SUPPLIED INFORMATION
---------------
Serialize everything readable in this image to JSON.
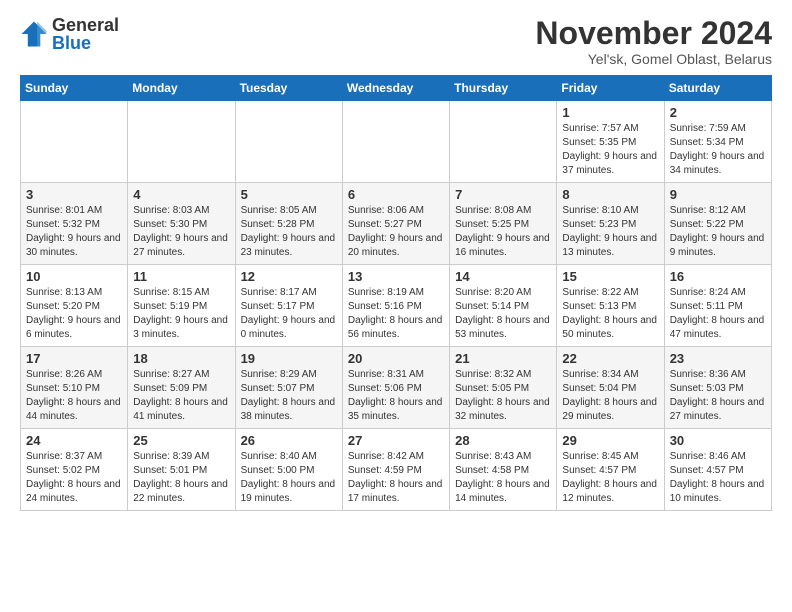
{
  "logo": {
    "general": "General",
    "blue": "Blue"
  },
  "header": {
    "month": "November 2024",
    "location": "Yel'sk, Gomel Oblast, Belarus"
  },
  "weekdays": [
    "Sunday",
    "Monday",
    "Tuesday",
    "Wednesday",
    "Thursday",
    "Friday",
    "Saturday"
  ],
  "weeks": [
    [
      {
        "day": "",
        "info": ""
      },
      {
        "day": "",
        "info": ""
      },
      {
        "day": "",
        "info": ""
      },
      {
        "day": "",
        "info": ""
      },
      {
        "day": "",
        "info": ""
      },
      {
        "day": "1",
        "info": "Sunrise: 7:57 AM\nSunset: 5:35 PM\nDaylight: 9 hours and 37 minutes."
      },
      {
        "day": "2",
        "info": "Sunrise: 7:59 AM\nSunset: 5:34 PM\nDaylight: 9 hours and 34 minutes."
      }
    ],
    [
      {
        "day": "3",
        "info": "Sunrise: 8:01 AM\nSunset: 5:32 PM\nDaylight: 9 hours and 30 minutes."
      },
      {
        "day": "4",
        "info": "Sunrise: 8:03 AM\nSunset: 5:30 PM\nDaylight: 9 hours and 27 minutes."
      },
      {
        "day": "5",
        "info": "Sunrise: 8:05 AM\nSunset: 5:28 PM\nDaylight: 9 hours and 23 minutes."
      },
      {
        "day": "6",
        "info": "Sunrise: 8:06 AM\nSunset: 5:27 PM\nDaylight: 9 hours and 20 minutes."
      },
      {
        "day": "7",
        "info": "Sunrise: 8:08 AM\nSunset: 5:25 PM\nDaylight: 9 hours and 16 minutes."
      },
      {
        "day": "8",
        "info": "Sunrise: 8:10 AM\nSunset: 5:23 PM\nDaylight: 9 hours and 13 minutes."
      },
      {
        "day": "9",
        "info": "Sunrise: 8:12 AM\nSunset: 5:22 PM\nDaylight: 9 hours and 9 minutes."
      }
    ],
    [
      {
        "day": "10",
        "info": "Sunrise: 8:13 AM\nSunset: 5:20 PM\nDaylight: 9 hours and 6 minutes."
      },
      {
        "day": "11",
        "info": "Sunrise: 8:15 AM\nSunset: 5:19 PM\nDaylight: 9 hours and 3 minutes."
      },
      {
        "day": "12",
        "info": "Sunrise: 8:17 AM\nSunset: 5:17 PM\nDaylight: 9 hours and 0 minutes."
      },
      {
        "day": "13",
        "info": "Sunrise: 8:19 AM\nSunset: 5:16 PM\nDaylight: 8 hours and 56 minutes."
      },
      {
        "day": "14",
        "info": "Sunrise: 8:20 AM\nSunset: 5:14 PM\nDaylight: 8 hours and 53 minutes."
      },
      {
        "day": "15",
        "info": "Sunrise: 8:22 AM\nSunset: 5:13 PM\nDaylight: 8 hours and 50 minutes."
      },
      {
        "day": "16",
        "info": "Sunrise: 8:24 AM\nSunset: 5:11 PM\nDaylight: 8 hours and 47 minutes."
      }
    ],
    [
      {
        "day": "17",
        "info": "Sunrise: 8:26 AM\nSunset: 5:10 PM\nDaylight: 8 hours and 44 minutes."
      },
      {
        "day": "18",
        "info": "Sunrise: 8:27 AM\nSunset: 5:09 PM\nDaylight: 8 hours and 41 minutes."
      },
      {
        "day": "19",
        "info": "Sunrise: 8:29 AM\nSunset: 5:07 PM\nDaylight: 8 hours and 38 minutes."
      },
      {
        "day": "20",
        "info": "Sunrise: 8:31 AM\nSunset: 5:06 PM\nDaylight: 8 hours and 35 minutes."
      },
      {
        "day": "21",
        "info": "Sunrise: 8:32 AM\nSunset: 5:05 PM\nDaylight: 8 hours and 32 minutes."
      },
      {
        "day": "22",
        "info": "Sunrise: 8:34 AM\nSunset: 5:04 PM\nDaylight: 8 hours and 29 minutes."
      },
      {
        "day": "23",
        "info": "Sunrise: 8:36 AM\nSunset: 5:03 PM\nDaylight: 8 hours and 27 minutes."
      }
    ],
    [
      {
        "day": "24",
        "info": "Sunrise: 8:37 AM\nSunset: 5:02 PM\nDaylight: 8 hours and 24 minutes."
      },
      {
        "day": "25",
        "info": "Sunrise: 8:39 AM\nSunset: 5:01 PM\nDaylight: 8 hours and 22 minutes."
      },
      {
        "day": "26",
        "info": "Sunrise: 8:40 AM\nSunset: 5:00 PM\nDaylight: 8 hours and 19 minutes."
      },
      {
        "day": "27",
        "info": "Sunrise: 8:42 AM\nSunset: 4:59 PM\nDaylight: 8 hours and 17 minutes."
      },
      {
        "day": "28",
        "info": "Sunrise: 8:43 AM\nSunset: 4:58 PM\nDaylight: 8 hours and 14 minutes."
      },
      {
        "day": "29",
        "info": "Sunrise: 8:45 AM\nSunset: 4:57 PM\nDaylight: 8 hours and 12 minutes."
      },
      {
        "day": "30",
        "info": "Sunrise: 8:46 AM\nSunset: 4:57 PM\nDaylight: 8 hours and 10 minutes."
      }
    ]
  ]
}
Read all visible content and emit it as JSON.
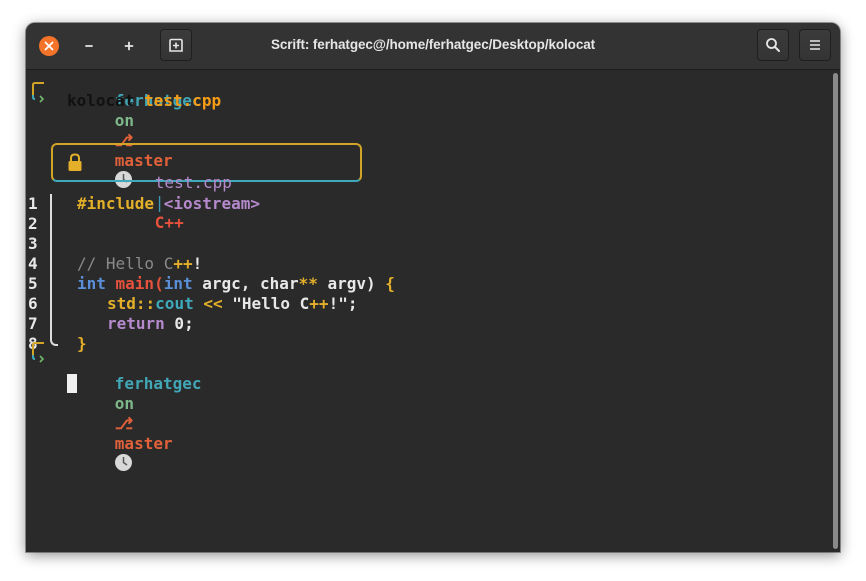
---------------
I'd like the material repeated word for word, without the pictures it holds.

OUTPUT
Serialize everything readable in this image to JSON.
{
  "logo": {
    "general": "General",
    "blue": "Blue"
  },
  "header": {
    "month": "November 2024",
    "location": "Yel'sk, Gomel Oblast, Belarus"
  },
  "weekdays": [
    "Sunday",
    "Monday",
    "Tuesday",
    "Wednesday",
    "Thursday",
    "Friday",
    "Saturday"
  ],
  "weeks": [
    [
      {
        "day": "",
        "info": ""
      },
      {
        "day": "",
        "info": ""
      },
      {
        "day": "",
        "info": ""
      },
      {
        "day": "",
        "info": ""
      },
      {
        "day": "",
        "info": ""
      },
      {
        "day": "1",
        "info": "Sunrise: 7:57 AM\nSunset: 5:35 PM\nDaylight: 9 hours and 37 minutes."
      },
      {
        "day": "2",
        "info": "Sunrise: 7:59 AM\nSunset: 5:34 PM\nDaylight: 9 hours and 34 minutes."
      }
    ],
    [
      {
        "day": "3",
        "info": "Sunrise: 8:01 AM\nSunset: 5:32 PM\nDaylight: 9 hours and 30 minutes."
      },
      {
        "day": "4",
        "info": "Sunrise: 8:03 AM\nSunset: 5:30 PM\nDaylight: 9 hours and 27 minutes."
      },
      {
        "day": "5",
        "info": "Sunrise: 8:05 AM\nSunset: 5:28 PM\nDaylight: 9 hours and 23 minutes."
      },
      {
        "day": "6",
        "info": "Sunrise: 8:06 AM\nSunset: 5:27 PM\nDaylight: 9 hours and 20 minutes."
      },
      {
        "day": "7",
        "info": "Sunrise: 8:08 AM\nSunset: 5:25 PM\nDaylight: 9 hours and 16 minutes."
      },
      {
        "day": "8",
        "info": "Sunrise: 8:10 AM\nSunset: 5:23 PM\nDaylight: 9 hours and 13 minutes."
      },
      {
        "day": "9",
        "info": "Sunrise: 8:12 AM\nSunset: 5:22 PM\nDaylight: 9 hours and 9 minutes."
      }
    ],
    [
      {
        "day": "10",
        "info": "Sunrise: 8:13 AM\nSunset: 5:20 PM\nDaylight: 9 hours and 6 minutes."
      },
      {
        "day": "11",
        "info": "Sunrise: 8:15 AM\nSunset: 5:19 PM\nDaylight: 9 hours and 3 minutes."
      },
      {
        "day": "12",
        "info": "Sunrise: 8:17 AM\nSunset: 5:17 PM\nDaylight: 9 hours and 0 minutes."
      },
      {
        "day": "13",
        "info": "Sunrise: 8:19 AM\nSunset: 5:16 PM\nDaylight: 8 hours and 56 minutes."
      },
      {
        "day": "14",
        "info": "Sunrise: 8:20 AM\nSunset: 5:14 PM\nDaylight: 8 hours and 53 minutes."
      },
      {
        "day": "15",
        "info": "Sunrise: 8:22 AM\nSunset: 5:13 PM\nDaylight: 8 hours and 50 minutes."
      },
      {
        "day": "16",
        "info": "Sunrise: 8:24 AM\nSunset: 5:11 PM\nDaylight: 8 hours and 47 minutes."
      }
    ],
    [
      {
        "day": "17",
        "info": "Sunrise: 8:26 AM\nSunset: 5:10 PM\nDaylight: 8 hours and 44 minutes."
      },
      {
        "day": "18",
        "info": "Sunrise: 8:27 AM\nSunset: 5:09 PM\nDaylight: 8 hours and 41 minutes."
      },
      {
        "day": "19",
        "info": "Sunrise: 8:29 AM\nSunset: 5:07 PM\nDaylight: 8 hours and 38 minutes."
      },
      {
        "day": "20",
        "info": "Sunrise: 8:31 AM\nSunset: 5:06 PM\nDaylight: 8 hours and 35 minutes."
      },
      {
        "day": "21",
        "info": "Sunrise: 8:32 AM\nSunset: 5:05 PM\nDaylight: 8 hours and 32 minutes."
      },
      {
        "day": "22",
        "info": "Sunrise: 8:34 AM\nSunset: 5:04 PM\nDaylight: 8 hours and 29 minutes."
      },
      {
        "day": "23",
        "info": "Sunrise: 8:36 AM\nSunset: 5:03 PM\nDaylight: 8 hours and 27 minutes."
      }
    ],
    [
      {
        "day": "24",
        "info": "Sunrise: 8:37 AM\nSunset: 5:02 PM\nDaylight: 8 hours and 24 minutes."
      },
      {
        "day": "25",
        "info": "Sunrise: 8:39 AM\nSunset: 5:01 PM\nDaylight: 8 hours and 22 minutes."
      },
      {
        "day": "26",
        "info": "Sunrise: 8:40 AM\nSunset: 5:00 PM\nDaylight: 8 hours and 19 minutes."
      },
      {
        "day": "27",
        "info": "Sunrise: 8:42 AM\nSunset: 4:59 PM\nDaylight: 8 hours and 17 minutes."
      },
      {
        "day": "28",
        "info": "Sunrise: 8:43 AM\nSunset: 4:58 PM\nDaylight: 8 hours and 14 minutes."
      },
      {
        "day": "29",
        "info": "Sunrise: 8:45 AM\nSunset: 4:57 PM\nDaylight: 8 hours and 12 minutes."
      },
      {
        "day": "30",
        "info": "Sunrise: 8:46 AM\nSunset: 4:57 PM\nDaylight: 8 hours and 10 minutes."
      }
    ]
  ]
}
Read all visible content and emit it as JSON.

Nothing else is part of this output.